Many automakers have idled factories and stopped making some vehicles altogether so as to ship whatever chips they can get to more in-demand highly profitable vehicles such as pickups and SUVs. Also, GM and Ford Motor Co. are building the vehicles without the chips, then parking them to await the part. Once the chips arrive, those vehicles are put through final assembly and shipped to dealers. But the delay can be weeks.
In the meantime, supply of new vehicles is at an all-time low, Krebs said. Used supply is slowly rising due to a slowing sales pace. These trends likely will continue over the coming weeks since there is little that could change the current situation, Krebs said.
What sorts of things are chips used for in vehicles?
Cars use the chips in a variety of electronics systems. One car part could use 500 to 1,500 chips depending on the complexity of the part.
How long will the chip shortage last?
Cisco CEO Chuck Robbins told the BBC in late April: "We think we've got another six months to get through the short term. The providers are building out more capacity. And that'll get better and better over the next 12 to 18 months."
How are the automakers adjusting, or not adjusting?
In the short term, automakers have been cutting the production of vehicles like cars that are not as much in demand and not as profitable as pickups and SUVs, so as to redirect chips from cars into the money-making vehicles.
They also are building vehicles and parking them until chips become available.
Long term, automakers are examining their supply chains.
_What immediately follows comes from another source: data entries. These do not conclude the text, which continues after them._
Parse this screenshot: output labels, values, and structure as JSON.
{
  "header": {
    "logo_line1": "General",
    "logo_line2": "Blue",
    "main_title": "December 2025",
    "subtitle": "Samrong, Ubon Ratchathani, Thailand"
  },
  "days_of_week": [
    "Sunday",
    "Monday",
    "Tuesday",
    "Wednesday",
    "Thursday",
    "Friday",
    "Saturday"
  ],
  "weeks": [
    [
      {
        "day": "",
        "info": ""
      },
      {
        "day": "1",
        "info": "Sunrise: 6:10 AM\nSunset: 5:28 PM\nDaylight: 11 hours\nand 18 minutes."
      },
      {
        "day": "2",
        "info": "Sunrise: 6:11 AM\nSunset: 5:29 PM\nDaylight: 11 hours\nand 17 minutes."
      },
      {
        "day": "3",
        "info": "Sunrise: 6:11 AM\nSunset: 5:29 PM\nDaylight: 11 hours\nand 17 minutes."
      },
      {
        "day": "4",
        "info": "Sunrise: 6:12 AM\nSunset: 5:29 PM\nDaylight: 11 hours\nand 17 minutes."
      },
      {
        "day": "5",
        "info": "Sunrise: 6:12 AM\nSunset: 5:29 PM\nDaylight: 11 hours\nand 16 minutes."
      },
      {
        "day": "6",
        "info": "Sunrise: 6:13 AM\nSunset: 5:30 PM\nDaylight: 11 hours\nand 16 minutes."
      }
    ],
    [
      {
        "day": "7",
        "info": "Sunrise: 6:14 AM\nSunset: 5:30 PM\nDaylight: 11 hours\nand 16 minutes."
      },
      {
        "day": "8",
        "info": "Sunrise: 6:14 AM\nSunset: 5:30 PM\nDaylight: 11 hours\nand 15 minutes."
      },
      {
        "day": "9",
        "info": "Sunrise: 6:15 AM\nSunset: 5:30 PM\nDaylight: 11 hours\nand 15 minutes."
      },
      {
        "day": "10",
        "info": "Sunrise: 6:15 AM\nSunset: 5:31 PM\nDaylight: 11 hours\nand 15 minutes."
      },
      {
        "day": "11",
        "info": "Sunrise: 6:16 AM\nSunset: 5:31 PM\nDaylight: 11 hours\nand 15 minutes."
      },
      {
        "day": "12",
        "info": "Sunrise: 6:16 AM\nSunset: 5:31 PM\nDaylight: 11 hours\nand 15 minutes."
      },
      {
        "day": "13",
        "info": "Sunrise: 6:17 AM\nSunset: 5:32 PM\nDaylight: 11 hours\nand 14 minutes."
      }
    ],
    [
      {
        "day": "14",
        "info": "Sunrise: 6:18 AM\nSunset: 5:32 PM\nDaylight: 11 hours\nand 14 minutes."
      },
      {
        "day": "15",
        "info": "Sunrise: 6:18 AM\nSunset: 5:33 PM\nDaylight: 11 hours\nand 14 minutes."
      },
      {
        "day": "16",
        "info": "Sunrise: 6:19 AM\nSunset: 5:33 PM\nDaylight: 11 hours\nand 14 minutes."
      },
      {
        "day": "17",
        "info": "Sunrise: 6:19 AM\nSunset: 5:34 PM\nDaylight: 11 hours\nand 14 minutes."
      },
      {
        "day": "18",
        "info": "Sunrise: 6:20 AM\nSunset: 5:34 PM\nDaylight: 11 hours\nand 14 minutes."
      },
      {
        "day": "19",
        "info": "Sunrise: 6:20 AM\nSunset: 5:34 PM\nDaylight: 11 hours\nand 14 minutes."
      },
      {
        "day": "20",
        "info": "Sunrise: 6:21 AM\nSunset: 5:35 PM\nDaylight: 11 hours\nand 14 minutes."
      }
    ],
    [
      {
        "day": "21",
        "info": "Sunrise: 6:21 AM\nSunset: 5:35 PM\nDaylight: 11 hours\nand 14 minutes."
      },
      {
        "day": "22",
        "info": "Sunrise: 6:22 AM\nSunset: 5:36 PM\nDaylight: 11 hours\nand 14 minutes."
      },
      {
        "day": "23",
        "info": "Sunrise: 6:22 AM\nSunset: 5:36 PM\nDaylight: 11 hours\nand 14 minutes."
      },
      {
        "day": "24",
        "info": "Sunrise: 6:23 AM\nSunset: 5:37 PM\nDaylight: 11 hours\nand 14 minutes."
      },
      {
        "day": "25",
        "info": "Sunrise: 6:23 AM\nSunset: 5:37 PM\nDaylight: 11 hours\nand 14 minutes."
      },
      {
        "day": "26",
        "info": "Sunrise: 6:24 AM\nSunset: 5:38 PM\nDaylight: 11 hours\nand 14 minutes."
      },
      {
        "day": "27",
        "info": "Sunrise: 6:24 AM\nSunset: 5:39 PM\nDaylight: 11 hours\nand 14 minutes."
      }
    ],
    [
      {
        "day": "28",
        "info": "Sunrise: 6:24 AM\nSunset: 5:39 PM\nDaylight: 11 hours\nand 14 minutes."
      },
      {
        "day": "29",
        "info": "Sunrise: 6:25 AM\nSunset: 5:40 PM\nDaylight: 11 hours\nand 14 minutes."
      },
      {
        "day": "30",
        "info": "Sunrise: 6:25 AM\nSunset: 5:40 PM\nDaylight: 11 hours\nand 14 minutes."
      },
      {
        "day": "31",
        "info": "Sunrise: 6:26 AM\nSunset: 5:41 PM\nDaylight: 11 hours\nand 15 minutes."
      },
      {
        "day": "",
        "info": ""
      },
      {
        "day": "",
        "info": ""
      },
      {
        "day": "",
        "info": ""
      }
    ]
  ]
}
The just-in-time-inventory system that they took from Toyota may be revamped some with critical parts like chips, Krebs said.
The chipmakers are trying to boost production and are looking at – and some committing to – building more capacity, including in the U.S.
The Biden administration has also assigned a task force to study the chips' supply chain. The U.S. Senate has voted 68-32 in favor of legislation intended to battle back against overseas competition, especially a growing threat from China, including investing more than $50 billion into the making of semiconductors.
Looking forward, automakers, suppliers and government officials are looking at EVs and where batteries and other parts come from as they push for North American production.
"The chip shortage demonstrated our exposure to a limited domestic production capacity to the point where it has turned into an issue of national security," McCabe said. "Each major global market is now getting full support from their governments for a combination of domestic and redundant supply streams. Expect to see many new, smaller chip producers, scale up to help mitigate the issue in the future — with government money supporting the efforts."
McCabe said carmakers are likely to become more vertically integrated in chip production, taking direct responsibility for multi-year, high-volume contracts to make sure there are no future capacity constraints. Volkswagen has already indicated this direction.
As most carmakers including Ford and GM move toward electric vehicles, the need for high volume, and more complex chips will help shape the global chip manufacturing landscape, McCabe said.